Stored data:
[Start of section]

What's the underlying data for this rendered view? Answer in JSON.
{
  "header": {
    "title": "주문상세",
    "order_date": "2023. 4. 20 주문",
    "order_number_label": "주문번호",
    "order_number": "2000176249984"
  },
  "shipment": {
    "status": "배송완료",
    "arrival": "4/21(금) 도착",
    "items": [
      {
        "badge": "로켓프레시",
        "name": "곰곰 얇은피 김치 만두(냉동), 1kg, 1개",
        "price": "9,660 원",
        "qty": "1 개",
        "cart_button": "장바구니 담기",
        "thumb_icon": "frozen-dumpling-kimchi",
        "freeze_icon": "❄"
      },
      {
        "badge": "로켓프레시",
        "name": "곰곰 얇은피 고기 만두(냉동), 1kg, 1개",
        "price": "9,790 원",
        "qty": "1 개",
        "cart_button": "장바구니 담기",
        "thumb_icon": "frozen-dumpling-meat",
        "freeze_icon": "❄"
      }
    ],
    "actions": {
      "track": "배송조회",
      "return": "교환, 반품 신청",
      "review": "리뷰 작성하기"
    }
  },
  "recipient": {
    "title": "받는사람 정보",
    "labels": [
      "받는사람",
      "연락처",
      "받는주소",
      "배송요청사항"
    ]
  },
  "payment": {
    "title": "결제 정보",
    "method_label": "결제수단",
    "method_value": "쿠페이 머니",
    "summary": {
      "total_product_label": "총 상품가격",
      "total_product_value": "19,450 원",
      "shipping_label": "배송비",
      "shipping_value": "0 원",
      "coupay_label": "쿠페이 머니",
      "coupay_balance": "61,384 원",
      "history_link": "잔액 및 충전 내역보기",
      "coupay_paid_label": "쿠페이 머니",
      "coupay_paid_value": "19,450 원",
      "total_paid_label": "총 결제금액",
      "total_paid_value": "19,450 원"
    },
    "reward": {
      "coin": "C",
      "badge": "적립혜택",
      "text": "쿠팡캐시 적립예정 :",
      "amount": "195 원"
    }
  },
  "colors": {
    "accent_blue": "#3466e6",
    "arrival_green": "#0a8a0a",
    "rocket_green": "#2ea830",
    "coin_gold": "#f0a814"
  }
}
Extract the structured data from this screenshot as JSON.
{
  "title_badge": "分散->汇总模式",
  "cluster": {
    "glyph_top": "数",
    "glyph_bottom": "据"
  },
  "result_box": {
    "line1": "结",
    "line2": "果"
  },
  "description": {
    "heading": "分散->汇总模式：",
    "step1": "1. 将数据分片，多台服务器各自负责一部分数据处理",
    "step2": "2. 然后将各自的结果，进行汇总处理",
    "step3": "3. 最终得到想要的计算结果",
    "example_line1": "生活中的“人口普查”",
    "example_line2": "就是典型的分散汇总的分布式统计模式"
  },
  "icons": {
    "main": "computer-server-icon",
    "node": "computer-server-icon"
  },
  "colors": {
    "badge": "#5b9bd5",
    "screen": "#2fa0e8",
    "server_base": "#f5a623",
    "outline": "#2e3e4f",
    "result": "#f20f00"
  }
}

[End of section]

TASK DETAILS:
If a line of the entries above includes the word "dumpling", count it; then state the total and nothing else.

REPLY TO THE TASK:
2